- Dollar Tree is breaking the buck for good.
- The discount chain said Tuesday the majority of its $1 items will now be sold for $1.25.
- It began testing these higher prices points in September.
Dollar Tree is officially breaking the buck.
In a call with investors, CEO Michael Witynski said that the new price regime will allow the company to bring back items that were previously abandoned – because of its $1 price constraint – and enable it to return profit margins to their longstanding levels of 35% to 36% next year.
Dollar Tree, which also owns Family Dollar, was the last of the major dollar store chains in the US to stand by its $1 commitment for more than 30 years even as investors piled on the pressure for it to raise prices.

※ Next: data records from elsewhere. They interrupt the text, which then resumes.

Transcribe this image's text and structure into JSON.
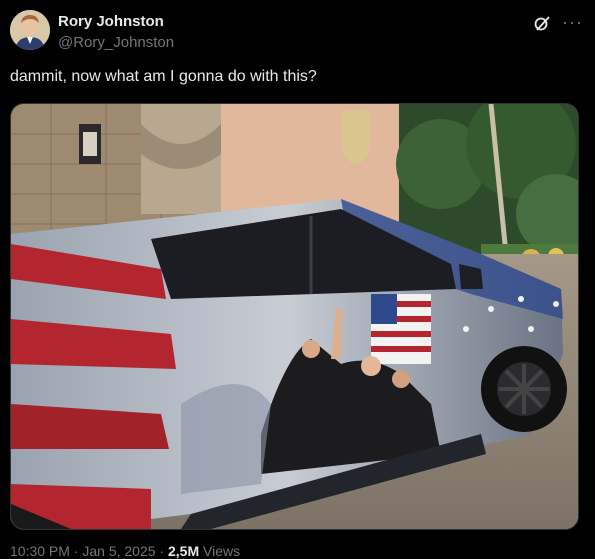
{
  "author": {
    "name": "Rory Johnston",
    "handle": "@Rory_Johnston"
  },
  "post": {
    "text": "dammit, now what am I gonna do with this?"
  },
  "footer": {
    "time": "10:30 PM · Jan 5, 2025 · ",
    "views": "2,5M",
    "views_label": " Views"
  },
  "icons": {
    "grok": "grok-icon",
    "more": "more-icon"
  },
  "colors": {
    "background": "#000000",
    "text": "#e7e9ea",
    "secondary": "#71767b"
  }
}
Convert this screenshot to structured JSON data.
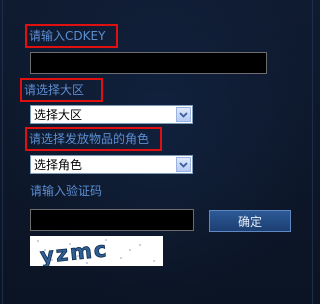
{
  "cdkey": {
    "label": "请输入CDKEY",
    "value": ""
  },
  "region": {
    "label": "请选择大区",
    "selected": "选择大区"
  },
  "character": {
    "label": "请选择发放物品的角色",
    "selected": "选择角色"
  },
  "captcha": {
    "label": "请输入验证码",
    "value": "",
    "confirm_label": "确定",
    "image_text": "yzmc"
  },
  "colors": {
    "label": "#5c8ed2",
    "highlight_border": "#e01010",
    "background": "#0c1526"
  }
}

Witynski said that by raising prices to $1.25, the company has more flexibility to absorb rising supply chain and labor costs that are biting into profit margins.
On top of this, the company said it is expanding its higher-priced Dollar Tree Plus line of goods, which includes items that mostly cost between $3 and $5, to more stores. It plans to roll out the line to 5,000 stores by 2024, it said.
For the moment, Witynski is promising to stand by the $1.25 price to keep things simple for customers, he said on the call.
While analysts say the price increase will allow the company to return to its historic 35% margin levels (gross margin was 27.5% of net sales in the most recent quarter), there's a risk that its customers could be turned off by this.
"That risk is reduced customer traction, smaller basket sizes, and some erosion of the value credentials Dollar Tree is renowned for," Neil Saunders, managing director of Global Data Retail, said in a note to clients Tuesday. "The simple fact is that many of Dollar Tree's customers are feeling the heat of inflation on their spending power, and they won't simply absorb such a large price lift," he added.